Cahalen Morrison and Eli West don’t always play with each other, but when they do it’s usually a thrill. That was certainly the case during a breezy, fun Thursday evening at the Triple Door.
But Morrison and West just played a Seattle show in February when they released their third album together, “I’ll Swing My Hammer With Both My Hands,” and perhaps didn’t feel like running through what would probably be a similar set list. That could be why the brilliantly decided to break their show up in a unique manner.
First, Morrison took the stage with fiddler Greg Spatz and got the dinner crowd quieted down with “It Is Red, But It Is Not A Wooden Swing,” a song off his solo album “Old Timey & New-Fangled.” The song hinted at the effective interplay to come between Spatz’s fiddle and Morrison’s dusty country drawl.
The rustic warmth of Morrison’s voice collided beautifully with the searing sting of the fiddle on “Ghost of Birch,” and later gave way to pure frenetic joy on the fiddle tune “Little Rabbit.”
West and mandolin master John Reischman were up next and worked through Lead Belly’s “Whoa Back Buck.” The difference in style between West and Morrison was stark, as West employs much less of a natural drawl and twang to his singing voice. Still, he sounded plenty authentic on “The Poor Cowboy” before giving way to some impressive mandolin picking on “A Prarie jewel,” a song Reischman wrote for his wife.

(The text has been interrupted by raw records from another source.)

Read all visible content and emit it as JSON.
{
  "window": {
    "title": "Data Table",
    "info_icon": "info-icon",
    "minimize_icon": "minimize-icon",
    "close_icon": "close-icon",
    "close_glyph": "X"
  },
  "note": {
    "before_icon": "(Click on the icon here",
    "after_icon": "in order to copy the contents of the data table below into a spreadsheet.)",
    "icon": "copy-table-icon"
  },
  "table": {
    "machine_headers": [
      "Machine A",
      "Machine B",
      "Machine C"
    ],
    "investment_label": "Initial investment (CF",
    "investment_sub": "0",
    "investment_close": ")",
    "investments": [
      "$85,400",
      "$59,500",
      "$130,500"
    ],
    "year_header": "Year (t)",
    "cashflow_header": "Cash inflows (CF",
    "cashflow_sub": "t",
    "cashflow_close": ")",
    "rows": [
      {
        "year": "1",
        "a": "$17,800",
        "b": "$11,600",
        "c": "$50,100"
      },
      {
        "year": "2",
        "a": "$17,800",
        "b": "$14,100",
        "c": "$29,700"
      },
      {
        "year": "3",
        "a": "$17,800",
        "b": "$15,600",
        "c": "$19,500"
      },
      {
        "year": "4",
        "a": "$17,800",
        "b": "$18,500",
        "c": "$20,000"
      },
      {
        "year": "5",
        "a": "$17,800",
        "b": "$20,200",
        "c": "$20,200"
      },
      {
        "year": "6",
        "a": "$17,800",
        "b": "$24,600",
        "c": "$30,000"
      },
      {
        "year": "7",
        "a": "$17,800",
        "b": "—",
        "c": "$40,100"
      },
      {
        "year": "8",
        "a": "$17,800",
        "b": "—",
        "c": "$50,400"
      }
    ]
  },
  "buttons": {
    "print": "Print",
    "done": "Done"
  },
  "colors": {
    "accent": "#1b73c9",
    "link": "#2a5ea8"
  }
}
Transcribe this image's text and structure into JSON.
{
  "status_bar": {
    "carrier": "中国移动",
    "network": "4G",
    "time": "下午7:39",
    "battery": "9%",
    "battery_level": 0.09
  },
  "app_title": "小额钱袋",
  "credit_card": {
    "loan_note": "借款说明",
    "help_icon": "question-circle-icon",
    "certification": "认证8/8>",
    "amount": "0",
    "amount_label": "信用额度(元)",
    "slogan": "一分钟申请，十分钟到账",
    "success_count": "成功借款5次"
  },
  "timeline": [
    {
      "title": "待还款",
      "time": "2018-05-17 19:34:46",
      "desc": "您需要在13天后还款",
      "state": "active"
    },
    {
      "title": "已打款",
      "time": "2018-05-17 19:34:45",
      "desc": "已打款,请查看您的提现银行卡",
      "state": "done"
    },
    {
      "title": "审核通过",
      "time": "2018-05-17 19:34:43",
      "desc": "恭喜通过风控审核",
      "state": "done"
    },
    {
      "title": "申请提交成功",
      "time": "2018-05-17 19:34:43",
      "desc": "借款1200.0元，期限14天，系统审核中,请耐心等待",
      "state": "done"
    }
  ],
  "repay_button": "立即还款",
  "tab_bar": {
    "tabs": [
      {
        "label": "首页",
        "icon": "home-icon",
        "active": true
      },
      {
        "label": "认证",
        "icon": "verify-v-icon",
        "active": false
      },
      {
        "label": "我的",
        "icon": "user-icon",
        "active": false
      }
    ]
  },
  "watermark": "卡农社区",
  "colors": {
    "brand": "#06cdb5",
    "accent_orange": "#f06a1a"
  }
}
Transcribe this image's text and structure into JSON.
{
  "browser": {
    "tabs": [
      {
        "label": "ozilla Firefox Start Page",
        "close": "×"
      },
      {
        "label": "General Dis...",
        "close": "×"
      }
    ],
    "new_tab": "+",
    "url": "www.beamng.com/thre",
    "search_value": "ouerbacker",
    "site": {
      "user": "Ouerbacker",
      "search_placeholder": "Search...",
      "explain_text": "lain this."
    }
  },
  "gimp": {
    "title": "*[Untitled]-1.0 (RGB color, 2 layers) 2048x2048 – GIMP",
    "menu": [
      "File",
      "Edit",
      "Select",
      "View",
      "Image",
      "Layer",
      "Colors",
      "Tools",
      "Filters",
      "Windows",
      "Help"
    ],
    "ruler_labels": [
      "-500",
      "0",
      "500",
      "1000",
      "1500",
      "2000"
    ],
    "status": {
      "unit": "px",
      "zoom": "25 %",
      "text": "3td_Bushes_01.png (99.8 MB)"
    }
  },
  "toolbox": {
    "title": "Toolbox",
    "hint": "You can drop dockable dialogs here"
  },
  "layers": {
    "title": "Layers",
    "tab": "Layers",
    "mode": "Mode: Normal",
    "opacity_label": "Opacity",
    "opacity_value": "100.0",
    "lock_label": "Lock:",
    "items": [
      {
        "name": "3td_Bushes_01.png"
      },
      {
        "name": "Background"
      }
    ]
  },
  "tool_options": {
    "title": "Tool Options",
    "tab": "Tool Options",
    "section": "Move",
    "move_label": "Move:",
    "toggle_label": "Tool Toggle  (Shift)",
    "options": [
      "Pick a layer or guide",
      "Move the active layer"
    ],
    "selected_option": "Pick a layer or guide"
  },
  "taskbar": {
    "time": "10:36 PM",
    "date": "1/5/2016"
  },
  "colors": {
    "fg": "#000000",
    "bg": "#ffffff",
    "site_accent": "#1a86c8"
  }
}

Finally, it was time for Morrison and West to take the stage together. As the first notes of “Fiddlehead Fern” began to cascade from their instruments, it was clear that the pair add up to more than the sum of their parts. Whether it was the Townes Van Zandt song “Loretta” (sung note-perfect by West) or the country backroads of “Down in the Lonesome Draw” (utilizing Morrison’s twang), the pair was at ease and the musical conversation flowed naturally.
Things got turned up to the next level when Spatz and Reischman joined the duo on stage to close the show out. “Potluck Dinner” was mixed in a medley with “On God’s Rocky Shore” that gave everyone a chance to shine and show off their ability to pick.
“Our Lady of the Tall Trees” brought hoots of appreciation from the crowd and would have made a satisfying end to nearly three hours of music, but Morrison and West couldn’t help themselves and tacked on “Kentucky Girl” as a fitting coda. It was, as Morrison noted, the only “actual” bluegrass song played all night.
Morrison and West are beyond labels, and as their partnerships with Spatz and Reischman proved, not beyond excelling with other players. But there’s something special that happens when they take the stage together, so we’ll sip our beer, eat our pad thai and enjoy one indelible moment.
-Owen R. Smith, on Twitter @inanedetails